Second-year English courses at Langara offer students the opportunity to build on the foundations of literary and rhetorical analysis established in first-year courses while applying a much more specific focus in terms of content. Whether you are planning on getting a degree in English or you just want to take an interesting elective, the course offerings change each semester, so make sure you check back often! For Creative Writing courses, click here.
All our second-year courses are fully transferable to UBC and SFU. For information about transfer credit and articulation of these courses, please visit the BC Transfer Guide.
For more information, feel free to contact the individual instructors or the English Department Chair.
Second-Year Courses for Fall 2019
ENGL 2223: Survey of English Literature I
By studying English literature from one of its earliest works (Beowulf) through to the great epic of the 17th century (Paradise Lost), students will learn to understand and appreciate the roots of contemporary literature in English and to express that understanding in articulate written and oral analysis. Although we will focus primarily on works by Chaucer, Shakespeare, and Milton, we will touch on the poetry of other great authors as well.

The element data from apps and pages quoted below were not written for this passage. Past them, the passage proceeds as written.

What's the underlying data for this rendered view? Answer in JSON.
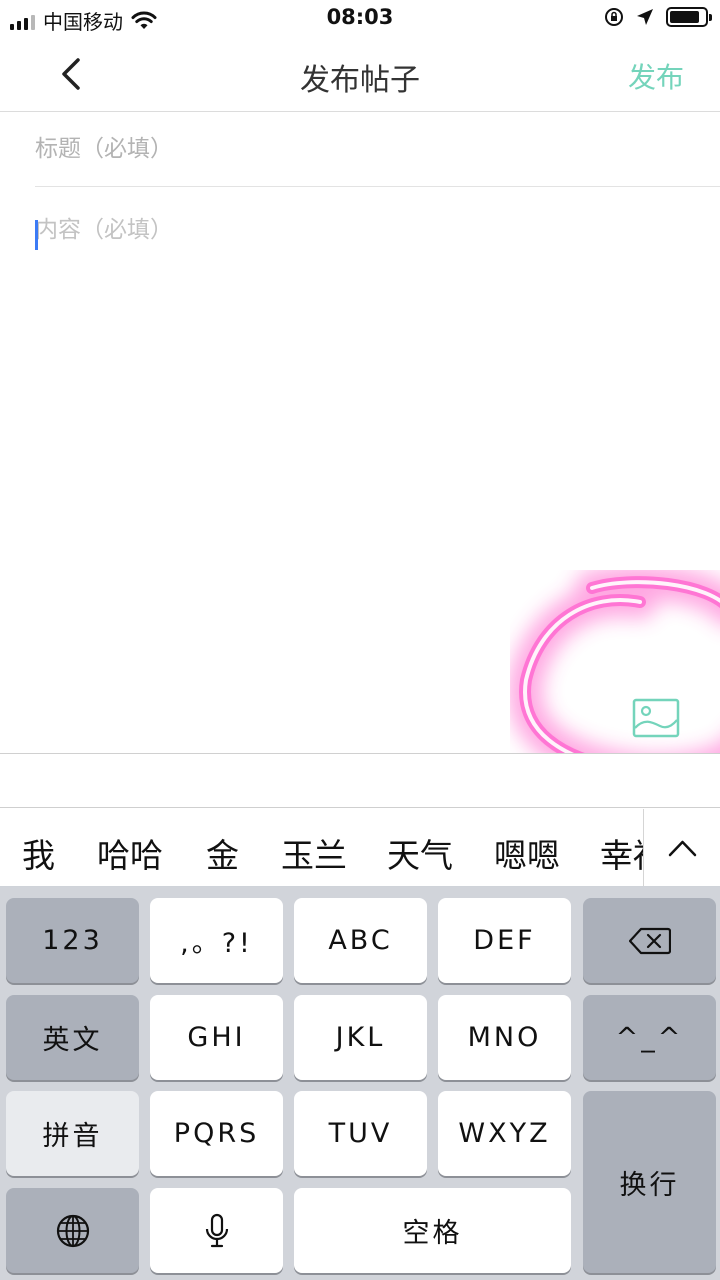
{
  "status_bar": {
    "carrier": "中国移动",
    "time": "08:03"
  },
  "nav": {
    "title": "发布帖子",
    "publish_label": "发布"
  },
  "form": {
    "title_placeholder": "标题（必填）",
    "content_placeholder": "内容（必填）"
  },
  "colors": {
    "accent": "#74d4bb",
    "caret": "#3c7bf5",
    "highlight": "#ff3fbf"
  },
  "candidates": [
    "我",
    "哈哈",
    "金",
    "玉兰",
    "天气",
    "嗯嗯",
    "幸福"
  ],
  "keyboard": {
    "row1": [
      "123",
      ",。?!",
      "ABC",
      "DEF"
    ],
    "row2": [
      "英文",
      "GHI",
      "JKL",
      "MNO",
      "^_^"
    ],
    "row3": [
      "拼音",
      "PQRS",
      "TUV",
      "WXYZ"
    ],
    "return_label": "换行",
    "space_label": "空格",
    "icons": [
      "delete-icon",
      "globe-icon",
      "microphone-icon"
    ]
  }
}
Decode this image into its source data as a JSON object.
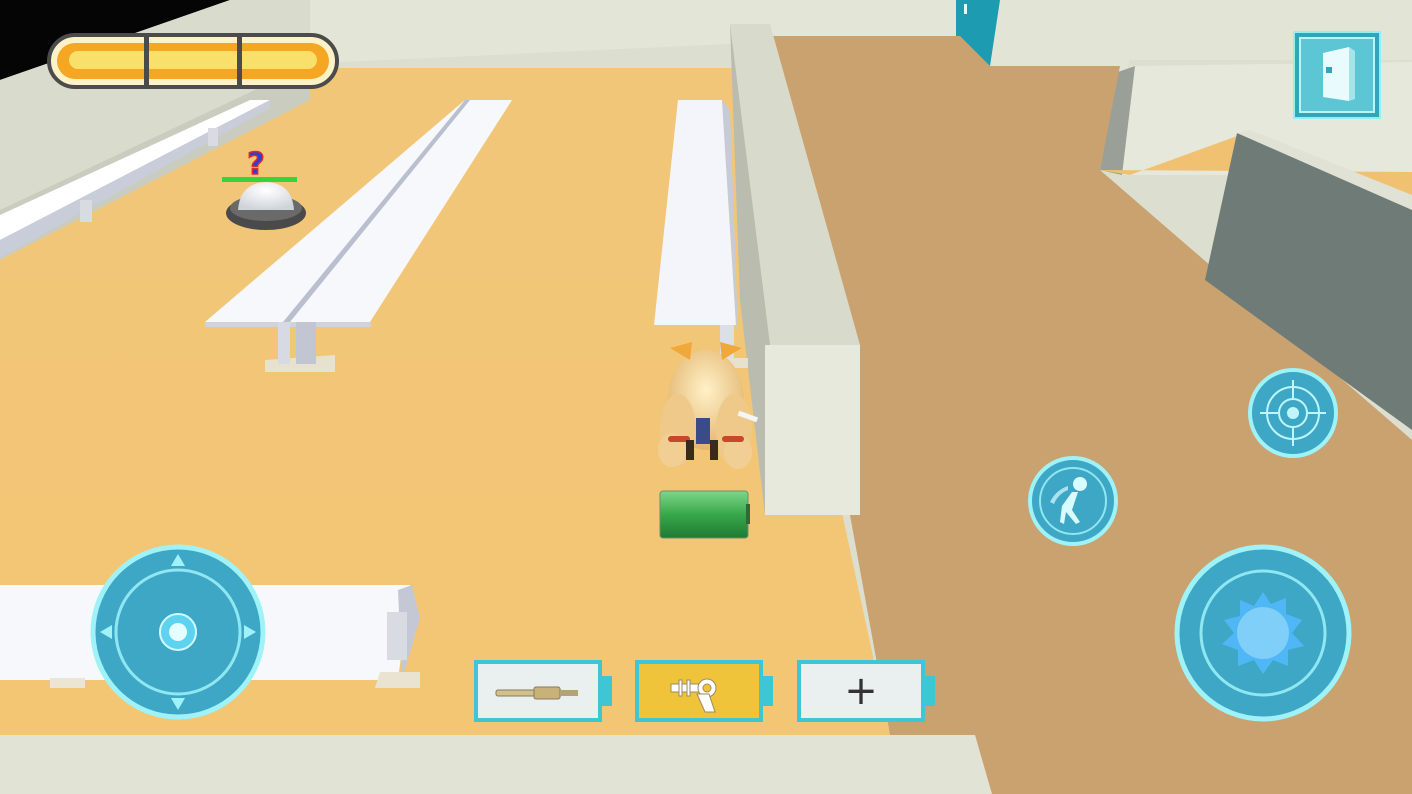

ENGL 2224: Survey of English Literature II
Learn what some famous British writers famously wrote, in deep and moving works of art, that still matters. They felt then what you feel now, but they were perhaps better with words, and this course will let you experience and understand those words, the art forms the words inhabited, the changes in spirit the art provoked. (Yes, the meaning of life is on the syllabus.) Everything is fully explained, fully engaged. You must change your life (as a famous non-British writer might’ve said of what will happen in this course). Also, there are quizzes. Survey of English Literature I is NOT required to take this course.
ENGL 2225: Canadian Literature
This course will dust off the stereotypical depiction of Canadian literature as depressing prairie narratives and instead explore the diverse range of fictions this country has to offer, from gothic misfits to personal rebellions to cutting-edge sci-fi and everything in between. In particular, we will be exploring the vast inner and outer landscapes of some of CanLit’s most interesting themes: Wilderness, The Family, Gender Roles, and the Other. We will together examine just what distinguishes CanLit from other nations’ literatures and realize that CanLit is like the indie music of the literary world: sometimes weird, often subversive, always surprising.
ENGL 2233: Prose Fiction: Consuming Fictions
Can a juicy description make your mouth water? Does the word “chocolate” evoke thoughts of love? Do you judge a character by what, where, or with whom he/she eats? Literary discourse is increasingly concerned with the ways in which authors use food to evoke emotion, ethnic/regional identities, class divisions, and historical setting. For this reason, we will study works such as Charlie and the Chocolate Factory, Like Water for Chocolate, and Oranges Are Not the Only Fruit, examining the many purposes that food can serve in fiction.
ENGL 2237: Writing Lives: The Residential School Survivor Memoir Project (Part I)
English 2237 is the first part of a two-semester, once-in-a-lifetime opportunity to study the literature and history of the residential school system in Canada, and to meet with Survivors of IRS, ultimately collaborating with them to write their memoir. In this first semester, students will study relevant literature and historical documents that contextualize the history of contact and colonization. They will hear from guest speakers, likely partake in at least one field trip, and will acquire the knowledge and sensitivity that will enable them to move onto the second semester when they will meet and work with IRS Survivors.
ENGL 2530: Studies in Film: Cult Film
A chronological overview of the phenomenon of the cult film: traditionally, one that flopped with critics, and was resurrected and worshipped by fans. Beginning with a Polish stop-motion film about philandering beetles, we move through other weird and wonderful gems ranging from Un Chien Andalou through Rocky Horror Picture Show and Donnie Darko. Weekly lectures and viewings are followed by class discussions. Assignments include viewing notes, midterm & final exams, and a group cult film of your own!
Second-Year Courses for Spring 2020
ENGL 2222: Classical Literature – Erin Robb firstname.lastname@example.org
ENGL 2223: Survey of English Literature I – Noel Currie email@example.com
ENGL 2224: Survey of English Literature II – Paisley Mann firstname.lastname@example.org
ENGL 2225: Canadian Literature – Heather Jessup email@example.com
ENGL 2235: American Literature – Mark Baker firstname.lastname@example.org
ENGL 2276: Writing Lives (Part 2) – Jill Goldberg email@example.com
ENGL 2530: Studies in Film: Star Wars – Thor Polukoshko firstname.lastname@example.org